* _Exercise_:
Repeat each entry as written, dropping any picture you find.

* _Recorded information_:
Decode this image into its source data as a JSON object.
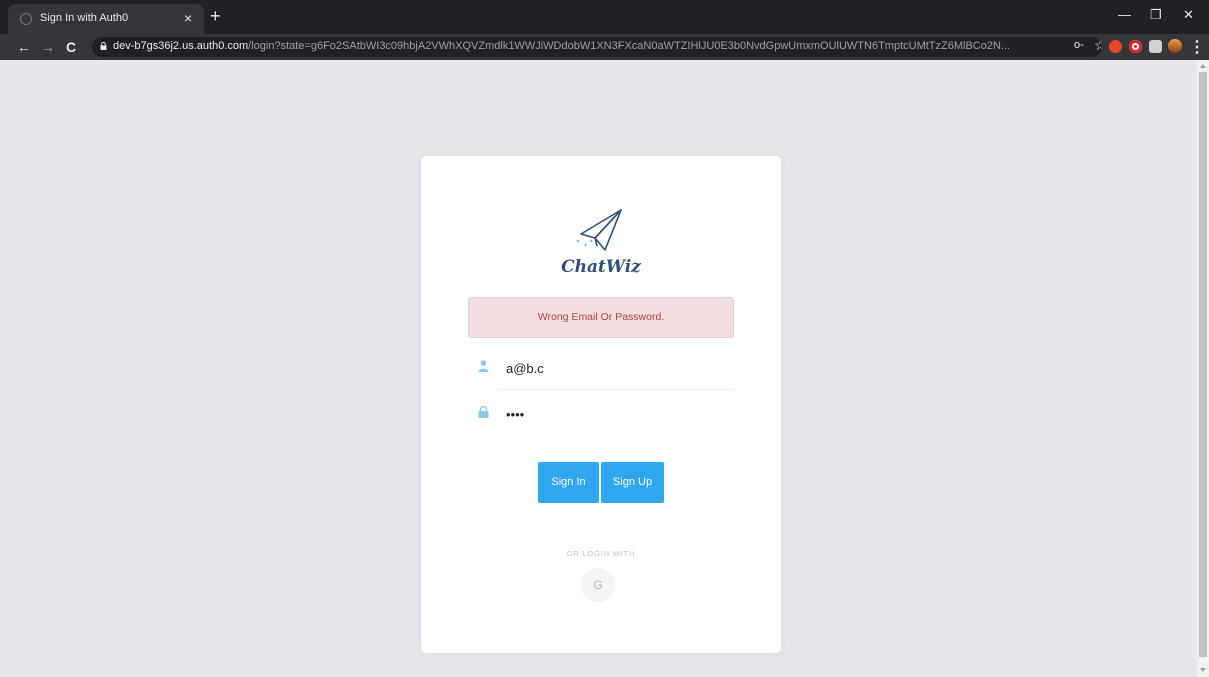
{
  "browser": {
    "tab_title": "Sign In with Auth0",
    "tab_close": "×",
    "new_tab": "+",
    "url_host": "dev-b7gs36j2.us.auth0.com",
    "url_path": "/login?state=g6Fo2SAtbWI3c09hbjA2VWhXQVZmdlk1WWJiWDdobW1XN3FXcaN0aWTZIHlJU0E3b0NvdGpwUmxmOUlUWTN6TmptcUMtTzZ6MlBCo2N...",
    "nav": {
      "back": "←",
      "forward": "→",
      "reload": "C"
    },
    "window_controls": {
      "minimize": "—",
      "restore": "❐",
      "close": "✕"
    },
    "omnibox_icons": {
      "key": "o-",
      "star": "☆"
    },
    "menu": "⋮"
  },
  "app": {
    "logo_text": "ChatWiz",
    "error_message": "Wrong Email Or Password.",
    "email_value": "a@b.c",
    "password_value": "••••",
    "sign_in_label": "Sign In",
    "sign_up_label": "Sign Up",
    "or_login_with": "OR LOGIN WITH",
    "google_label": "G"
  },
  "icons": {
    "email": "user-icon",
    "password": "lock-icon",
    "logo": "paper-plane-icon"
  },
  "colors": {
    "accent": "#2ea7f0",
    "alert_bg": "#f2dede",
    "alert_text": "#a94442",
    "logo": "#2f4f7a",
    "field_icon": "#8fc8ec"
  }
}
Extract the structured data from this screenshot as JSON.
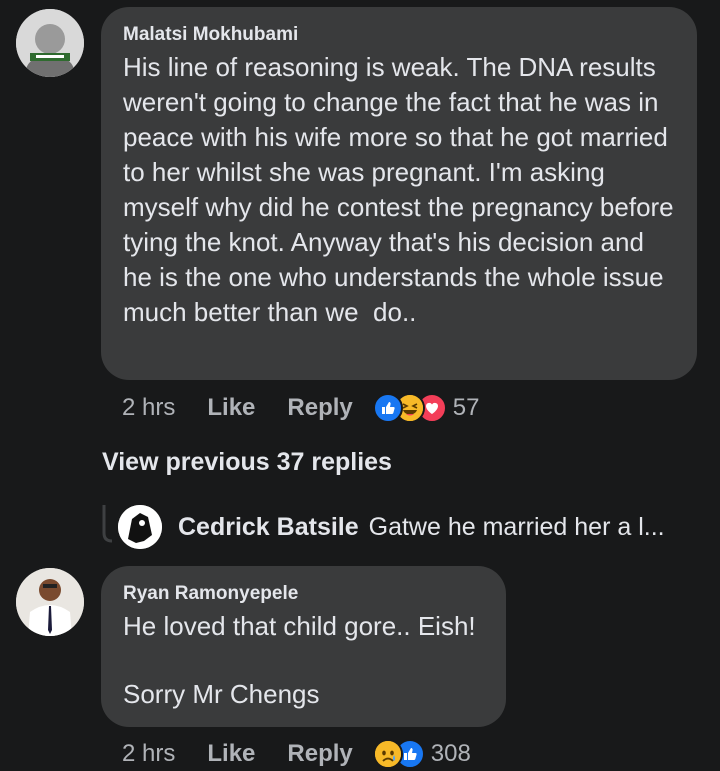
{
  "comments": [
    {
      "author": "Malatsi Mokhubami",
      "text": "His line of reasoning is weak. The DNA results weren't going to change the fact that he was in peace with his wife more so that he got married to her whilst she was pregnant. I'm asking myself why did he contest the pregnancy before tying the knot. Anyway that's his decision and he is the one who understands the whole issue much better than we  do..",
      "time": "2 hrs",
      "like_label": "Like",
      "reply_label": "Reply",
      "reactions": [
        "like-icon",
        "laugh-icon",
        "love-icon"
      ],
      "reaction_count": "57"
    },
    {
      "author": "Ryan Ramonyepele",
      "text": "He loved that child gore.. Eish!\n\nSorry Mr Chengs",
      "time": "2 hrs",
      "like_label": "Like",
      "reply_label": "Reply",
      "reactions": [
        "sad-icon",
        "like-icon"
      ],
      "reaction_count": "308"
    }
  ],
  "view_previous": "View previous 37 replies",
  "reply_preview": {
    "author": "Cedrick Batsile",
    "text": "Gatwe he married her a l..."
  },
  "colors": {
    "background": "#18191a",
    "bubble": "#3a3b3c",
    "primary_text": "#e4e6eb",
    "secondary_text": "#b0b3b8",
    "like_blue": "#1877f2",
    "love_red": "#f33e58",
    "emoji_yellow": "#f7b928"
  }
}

* _Result_:
Decode this image into its source data as a JSON object.
{
  "browser": {
    "tab_title": "Sign In with Auth0",
    "tab_close": "×",
    "new_tab": "+",
    "url_host": "dev-b7gs36j2.us.auth0.com",
    "url_path": "/login?state=g6Fo2SAtbWI3c09hbjA2VWhXQVZmdlk1WWJiWDdobW1XN3FXcaN0aWTZIHlJU0E3b0NvdGpwUmxmOUlUWTN6TmptcUMtTzZ6MlBCo2N...",
    "nav": {
      "back": "←",
      "forward": "→",
      "reload": "C"
    },
    "window_controls": {
      "minimize": "—",
      "restore": "❐",
      "close": "✕"
    },
    "omnibox_icons": {
      "key": "o-",
      "star": "☆"
    },
    "menu": "⋮"
  },
  "app": {
    "logo_text": "ChatWiz",
    "error_message": "Wrong Email Or Password.",
    "email_value": "a@b.c",
    "password_value": "••••",
    "sign_in_label": "Sign In",
    "sign_up_label": "Sign Up",
    "or_login_with": "OR LOGIN WITH",
    "google_label": "G"
  },
  "icons": {
    "email": "user-icon",
    "password": "lock-icon",
    "logo": "paper-plane-icon"
  },
  "colors": {
    "accent": "#2ea7f0",
    "alert_bg": "#f2dede",
    "alert_text": "#a94442",
    "logo": "#2f4f7a",
    "field_icon": "#8fc8ec"
  }
}
Extract the structured data from this screenshot as JSON.
{
  "comments": [
    {
      "author": "Malatsi Mokhubami",
      "text": "His line of reasoning is weak. The DNA results weren't going to change the fact that he was in peace with his wife more so that he got married to her whilst she was pregnant. I'm asking myself why did he contest the pregnancy before tying the knot. Anyway that's his decision and he is the one who understands the whole issue much better than we  do..",
      "time": "2 hrs",
      "like_label": "Like",
      "reply_label": "Reply",
      "reactions": [
        "like-icon",
        "laugh-icon",
        "love-icon"
      ],
      "reaction_count": "57"
    },
    {
      "author": "Ryan Ramonyepele",
      "text": "He loved that child gore.. Eish!\n\nSorry Mr Chengs",
      "time": "2 hrs",
      "like_label": "Like",
      "reply_label": "Reply",
      "reactions": [
        "sad-icon",
        "like-icon"
      ],
      "reaction_count": "308"
    }
  ],
  "view_previous": "View previous 37 replies",
  "reply_preview": {
    "author": "Cedrick Batsile",
    "text": "Gatwe he married her a l..."
  },
  "colors": {
    "background": "#18191a",
    "bubble": "#3a3b3c",
    "primary_text": "#e4e6eb",
    "secondary_text": "#b0b3b8",
    "like_blue": "#1877f2",
    "love_red": "#f33e58",
    "emoji_yellow": "#f7b928"
  }
}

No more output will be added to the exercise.